### Exercise details:
The full set of entries is to be returned word for word.

-- Input records follows --

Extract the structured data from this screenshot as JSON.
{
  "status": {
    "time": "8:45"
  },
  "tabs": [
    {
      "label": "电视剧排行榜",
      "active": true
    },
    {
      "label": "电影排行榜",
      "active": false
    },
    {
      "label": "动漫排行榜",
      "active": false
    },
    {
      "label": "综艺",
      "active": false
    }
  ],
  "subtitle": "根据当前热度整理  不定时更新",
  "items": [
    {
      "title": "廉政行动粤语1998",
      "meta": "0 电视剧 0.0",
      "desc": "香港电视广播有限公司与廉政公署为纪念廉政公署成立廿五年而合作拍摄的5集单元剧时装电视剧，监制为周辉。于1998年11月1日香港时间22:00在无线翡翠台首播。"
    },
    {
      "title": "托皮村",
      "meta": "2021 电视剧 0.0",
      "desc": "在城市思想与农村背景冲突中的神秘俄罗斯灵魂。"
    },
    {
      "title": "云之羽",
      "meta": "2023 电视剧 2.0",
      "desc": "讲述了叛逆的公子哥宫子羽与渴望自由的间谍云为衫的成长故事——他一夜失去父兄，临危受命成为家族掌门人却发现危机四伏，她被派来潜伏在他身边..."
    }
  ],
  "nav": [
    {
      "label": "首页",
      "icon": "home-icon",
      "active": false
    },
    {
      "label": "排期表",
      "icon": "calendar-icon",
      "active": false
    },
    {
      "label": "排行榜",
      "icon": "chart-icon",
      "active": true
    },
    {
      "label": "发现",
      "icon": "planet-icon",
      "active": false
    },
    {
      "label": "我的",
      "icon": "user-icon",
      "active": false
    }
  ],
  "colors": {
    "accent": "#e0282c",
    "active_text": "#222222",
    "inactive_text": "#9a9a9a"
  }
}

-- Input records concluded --

### Reply:
Extract the structured data from this screenshot as JSON.
{
  "status": {
    "time": "8:45"
  },
  "tabs": [
    {
      "label": "电视剧排行榜",
      "active": true
    },
    {
      "label": "电影排行榜",
      "active": false
    },
    {
      "label": "动漫排行榜",
      "active": false
    },
    {
      "label": "综艺",
      "active": false
    }
  ],
  "subtitle": "根据当前热度整理  不定时更新",
  "items": [
    {
      "title": "廉政行动粤语1998",
      "meta": "0 电视剧 0.0",
      "desc": "香港电视广播有限公司与廉政公署为纪念廉政公署成立廿五年而合作拍摄的5集单元剧时装电视剧，监制为周辉。于1998年11月1日香港时间22:00在无线翡翠台首播。"
    },
    {
      "title": "托皮村",
      "meta": "2021 电视剧 0.0",
      "desc": "在城市思想与农村背景冲突中的神秘俄罗斯灵魂。"
    },
    {
      "title": "云之羽",
      "meta": "2023 电视剧 2.0",
      "desc": "讲述了叛逆的公子哥宫子羽与渴望自由的间谍云为衫的成长故事——他一夜失去父兄，临危受命成为家族掌门人却发现危机四伏，她被派来潜伏在他身边..."
    }
  ],
  "nav": [
    {
      "label": "首页",
      "icon": "home-icon",
      "active": false
    },
    {
      "label": "排期表",
      "icon": "calendar-icon",
      "active": false
    },
    {
      "label": "排行榜",
      "icon": "chart-icon",
      "active": true
    },
    {
      "label": "发现",
      "icon": "planet-icon",
      "active": false
    },
    {
      "label": "我的",
      "icon": "user-icon",
      "active": false
    }
  ],
  "colors": {
    "accent": "#e0282c",
    "active_text": "#222222",
    "inactive_text": "#9a9a9a"
  }
}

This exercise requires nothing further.